Henrietta Maria continued, for some time, to assure Charles she would, ‘find it very difficult to accommodate herself to the humours of the Countess of Carlisle’. Yet, within a few months, it seemed Lucy had become the queen’s great favourite.
Henrietta Maria was bored by the formality of Buckingham’s female relations. Unlike Charles, she was uninterested in the strict observation of hierarchy and had been used to a relaxed atmosphere with her French friends. Now they had gone, she found she enjoyed the intimate supper parties Lucy threw for her. In a court filled with cautious ‘frenemies’ Lucy was outrageously frank in her opinions. She joked and gossiped, her eyebrows plucked high, as if caught in mock surprise at her own words. Henrietta Maria also had a teasing wit and she ended up relishing Lucy’s company. But Henrietta Maria also had something more important in common with Lucy – she was a political animal and both women were using each other for political ends.
ABOUT THE AUTHOR
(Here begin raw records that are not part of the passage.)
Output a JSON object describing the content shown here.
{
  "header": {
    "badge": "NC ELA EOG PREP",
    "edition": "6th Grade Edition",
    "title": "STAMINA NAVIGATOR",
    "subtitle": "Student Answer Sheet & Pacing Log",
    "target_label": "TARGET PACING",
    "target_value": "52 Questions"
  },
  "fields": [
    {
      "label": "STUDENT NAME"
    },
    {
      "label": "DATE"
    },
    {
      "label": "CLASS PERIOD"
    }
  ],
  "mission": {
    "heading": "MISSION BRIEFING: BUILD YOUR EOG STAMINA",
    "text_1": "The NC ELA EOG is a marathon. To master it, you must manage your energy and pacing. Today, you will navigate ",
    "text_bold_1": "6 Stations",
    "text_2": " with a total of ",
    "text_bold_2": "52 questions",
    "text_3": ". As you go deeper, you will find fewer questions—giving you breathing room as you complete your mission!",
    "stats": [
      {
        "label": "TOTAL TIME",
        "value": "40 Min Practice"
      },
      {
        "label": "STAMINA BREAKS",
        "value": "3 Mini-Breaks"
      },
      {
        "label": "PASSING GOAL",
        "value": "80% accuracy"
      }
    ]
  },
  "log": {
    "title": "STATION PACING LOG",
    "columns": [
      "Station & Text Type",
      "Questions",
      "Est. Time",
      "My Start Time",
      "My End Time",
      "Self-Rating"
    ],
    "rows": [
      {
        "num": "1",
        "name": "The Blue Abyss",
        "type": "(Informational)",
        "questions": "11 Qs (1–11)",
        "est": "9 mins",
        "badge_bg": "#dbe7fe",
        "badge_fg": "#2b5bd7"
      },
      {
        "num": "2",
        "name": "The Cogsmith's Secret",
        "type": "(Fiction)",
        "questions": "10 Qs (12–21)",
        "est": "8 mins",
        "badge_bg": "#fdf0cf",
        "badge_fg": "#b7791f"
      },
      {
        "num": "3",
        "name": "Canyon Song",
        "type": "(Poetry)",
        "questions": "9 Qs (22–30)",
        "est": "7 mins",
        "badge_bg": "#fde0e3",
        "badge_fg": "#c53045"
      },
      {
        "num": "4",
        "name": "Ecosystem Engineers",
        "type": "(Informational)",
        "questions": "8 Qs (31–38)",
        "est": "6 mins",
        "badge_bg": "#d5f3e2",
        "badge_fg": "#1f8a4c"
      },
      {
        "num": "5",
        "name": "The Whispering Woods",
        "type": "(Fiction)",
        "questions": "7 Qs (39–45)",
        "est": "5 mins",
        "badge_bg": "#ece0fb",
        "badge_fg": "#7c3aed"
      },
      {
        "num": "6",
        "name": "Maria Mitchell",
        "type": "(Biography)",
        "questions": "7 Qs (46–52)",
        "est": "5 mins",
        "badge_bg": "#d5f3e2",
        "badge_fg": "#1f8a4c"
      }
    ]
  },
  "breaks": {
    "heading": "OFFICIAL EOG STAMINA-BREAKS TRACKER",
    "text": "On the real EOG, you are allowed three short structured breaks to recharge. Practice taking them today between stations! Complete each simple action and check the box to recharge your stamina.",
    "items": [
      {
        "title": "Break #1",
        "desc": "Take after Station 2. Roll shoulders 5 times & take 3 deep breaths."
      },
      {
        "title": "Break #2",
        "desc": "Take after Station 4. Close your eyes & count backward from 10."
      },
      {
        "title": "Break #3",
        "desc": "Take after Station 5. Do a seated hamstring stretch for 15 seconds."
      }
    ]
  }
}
Leanda de Lisle is a renowned journalist and historian who writes articles and book reviews for BBC History Magazine, History Today, the Literary Review, the New Criterion and the Spectator, as well as several national newspapers in the United Kingdom. Leanda’s first non-fiction book made a huge impression, a runner-up for the Saltire Society’s First Book of the Year award. Leanda’s book, Tudor; The Family Story (1437-1603), was a top ten bestseller in the United Kingdom and released in the United States, re-titled for an America audiences. The highly anticipated release of Leanda’s newest biography The White King: Charles I, Traitor, Murderer, Martyr is set for October 31, 2017. Fittingly, Leanda lives near Bosworth Battlefield, Bosworth, England. For more information, visit Leanda’s website at LEANDA DE LISLE.